The Defence Minister Shri AK Antony, who chaired the Council meeting, said the only way forward for the country is rapid indigenization of defence products, with both the public and the private sectors playing pivotal roles in this endeavour. Shri Antony said the government will make all efforts to create genuine level playing field for Indian manufacturing industries vis-à-vis Global Players.
Following are the highlights of the amendments to the DPP-2011:
1. Prioritisation of Various Categories for Capital Acquisitions under Defence Procurement Procedure

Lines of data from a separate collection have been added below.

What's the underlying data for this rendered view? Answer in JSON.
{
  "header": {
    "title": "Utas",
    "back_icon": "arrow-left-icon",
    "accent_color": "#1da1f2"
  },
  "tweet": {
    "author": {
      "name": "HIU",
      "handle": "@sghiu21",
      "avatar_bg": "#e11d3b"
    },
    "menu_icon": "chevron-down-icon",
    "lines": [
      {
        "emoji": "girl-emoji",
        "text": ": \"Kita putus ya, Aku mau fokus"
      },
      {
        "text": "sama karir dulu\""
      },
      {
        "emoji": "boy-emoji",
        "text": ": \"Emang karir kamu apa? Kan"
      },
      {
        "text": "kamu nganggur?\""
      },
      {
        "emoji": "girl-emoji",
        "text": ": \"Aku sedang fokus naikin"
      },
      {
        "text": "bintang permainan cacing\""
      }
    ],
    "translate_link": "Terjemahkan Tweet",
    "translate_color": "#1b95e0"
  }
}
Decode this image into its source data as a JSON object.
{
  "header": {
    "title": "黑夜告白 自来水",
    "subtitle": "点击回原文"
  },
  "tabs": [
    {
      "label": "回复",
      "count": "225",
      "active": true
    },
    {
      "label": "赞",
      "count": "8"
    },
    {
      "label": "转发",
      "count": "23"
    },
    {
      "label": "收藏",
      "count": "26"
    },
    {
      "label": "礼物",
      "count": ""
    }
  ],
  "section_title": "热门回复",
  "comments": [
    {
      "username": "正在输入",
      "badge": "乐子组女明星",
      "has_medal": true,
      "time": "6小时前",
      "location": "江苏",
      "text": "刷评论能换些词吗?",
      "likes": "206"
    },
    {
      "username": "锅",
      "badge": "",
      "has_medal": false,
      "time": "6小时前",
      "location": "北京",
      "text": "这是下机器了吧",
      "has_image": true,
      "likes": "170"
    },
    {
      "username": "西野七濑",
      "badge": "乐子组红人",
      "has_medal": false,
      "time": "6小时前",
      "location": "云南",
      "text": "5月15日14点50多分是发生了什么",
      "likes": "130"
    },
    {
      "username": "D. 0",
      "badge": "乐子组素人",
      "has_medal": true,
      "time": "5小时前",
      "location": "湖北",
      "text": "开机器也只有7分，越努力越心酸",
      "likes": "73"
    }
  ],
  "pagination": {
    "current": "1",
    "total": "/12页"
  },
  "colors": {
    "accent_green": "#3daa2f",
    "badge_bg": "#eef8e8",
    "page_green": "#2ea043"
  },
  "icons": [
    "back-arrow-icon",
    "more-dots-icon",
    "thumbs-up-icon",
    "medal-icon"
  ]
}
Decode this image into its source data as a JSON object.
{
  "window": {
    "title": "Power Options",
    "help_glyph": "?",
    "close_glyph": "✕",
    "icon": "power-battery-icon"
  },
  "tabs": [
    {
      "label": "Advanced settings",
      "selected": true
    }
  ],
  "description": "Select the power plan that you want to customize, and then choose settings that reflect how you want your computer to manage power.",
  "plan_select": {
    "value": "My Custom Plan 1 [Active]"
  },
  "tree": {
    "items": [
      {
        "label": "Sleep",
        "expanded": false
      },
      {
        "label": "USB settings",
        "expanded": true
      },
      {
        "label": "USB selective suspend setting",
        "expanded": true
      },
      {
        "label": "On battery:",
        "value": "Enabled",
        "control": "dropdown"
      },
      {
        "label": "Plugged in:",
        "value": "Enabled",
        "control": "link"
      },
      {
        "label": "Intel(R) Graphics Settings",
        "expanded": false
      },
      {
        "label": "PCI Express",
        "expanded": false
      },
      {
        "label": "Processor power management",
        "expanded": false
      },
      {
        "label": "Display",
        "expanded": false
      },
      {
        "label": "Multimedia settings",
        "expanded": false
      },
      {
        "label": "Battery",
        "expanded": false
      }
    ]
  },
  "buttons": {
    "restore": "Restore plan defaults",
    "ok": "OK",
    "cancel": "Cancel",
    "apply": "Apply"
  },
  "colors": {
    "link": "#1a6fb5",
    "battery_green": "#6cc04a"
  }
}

Preference for indigenous procurement in the Defence Production Policy 2011 has now been made a part of DPP through an amendment that provides for a preferred order of categorisation, with global cases being a choice of last resort. The order of preference, in decreasing order, shall be: (1) “Buy (Indian)”; (2) “Buy & Make (Indian)”; (3) “Make”; (4) “Buy & Make with ToT”; and (5) “Buy (Global)”. Any proposal to select a particular category must now state reasons for excluding the higher preferred category/ categories.
2. Release of Public Version of Long Term Integrated Perspective Plan (LTIPP)
The DAC has approved the release of a public version of its 15-year perspective document (LTIPP), outlining the “Technology Perspective and Capability Roadmap” (TPCR) against LTIPP 2012-2027. The TPCR will provide useful guidance to the Indian Defence Industry for boosting its infrastructural capabilities and directing its R&D and technology investments.
3. Maintenance ToT (MToT) no longer through Nomination
MToT has been hitherto reserved largely for OFB and DPSUs through the nomination process. A DPP amendment has been approved that does away with nomination by Department of Defence Production and facilitates selection of MToT partners by Indian bidders. This measure is expected to have a positive impact on private sector participation in maintenance, repairs and overhaul work.
4. Advance Consultations for “Make” Procedure
The DAC has approved an amendment mandating consultations to begin sufficiently in advance of actual procurement by Service Head Quarters (SHQs), so that capital acquisition plans can be translated into national defence R&D and production plans. In addition, a high-level Committee has also been constituted for simplification of “Make” procedures, with a view to unleash the full potential of this important category.
5. Simplification of “Buy & Make (Indian)” Procedure
The DAC has approved an amendment further simplifying this complex category. Its procedures have been brought on par with other categorisations, resulting in faster processing of cases under this category.
6. Clear Definition of Indigenous Content
Increased indigenisation is important for our Armed Forces, in order that they have access to reliable supply chains in times of urgent need. Indigenous content has now been defined in an unambiguous manner, providing requisite clarity and a common understanding.
7. Ensuring faster progress in “Make” and “Buy & Make (Indian)” cases
The Ministry has a limited number of acquisition cases under “Make” and “Buy & Make (Indian)” categories, with an estimated value of Rs. 1,20,000 crore. Instructions have been issued for speedier conclusion of these cases.
8. Defence Items List
Indian defence industry was opened up in May 2001 for 100% private sector participation subject to licensing. The Defence Items List has been finalised by the Ministry and sent to DIPP for notification, which will bring required clarity in the licensing process.
9.Licensing for Dual Use Items
The Ministry has categorically clarified to DIPP that dual-use items will not require licensing, thereby bringing added clarity to the licensing process.
10.Consultations on Security Guidelines for Indian Defence Industry
Draft Security Guidelines that will apply to all licensed defence industries have been circulated for consultations with various stakeholders. It is expected that a complete security framework for Indian private industries participating in defence cases will be in place in the near future.
11. Resolution of Tax-related Issues
Resolution of deemed exports status for certain defence projects and rationalisation of tax and duty structures impinging on the Indian defence industry has been taken up by the MoD with the Ministry of Finance.
12. Funds for MSMEs in the Defence Sector
The Defence Production Policy 2011 requires the setting-up of a fund to provide necessary resources for development of defence equipment. In order to ensure regular supply of funds to MSMEs involved in manufacturing of defence products, SIDBI has decided to earmark an amount of Rs. 500 crore for providing loans, and further, a fund of Rs. 50 crore for equity support out of “India Opportunities Fund” managed by its subsidiary, namely, SIDBI Venture Capital Ltd.
13. Efficiency and Transparency in Defence Procurement
A stipulation to freeze the SQRs before the “Acceptance of Necessity” (AoN) stage has been accorded, and the validity of AoN has also been reduced from two years to one year. These measures are expected to expedite the acquisition process and increase transparency.
14. Enhanced Delegation of Financial Powers
The financial powers of Service Chiefs/ DG Coast Guard have been enhanced from Rs. 50 crore to Rs. 150 crore for capital acquisition cases.
15.Powers to DAC
Approval for all deviations from the Defence Procurement Procedure will henceforth be sought from the Defence Acquisition Council instead of the Defence Minister.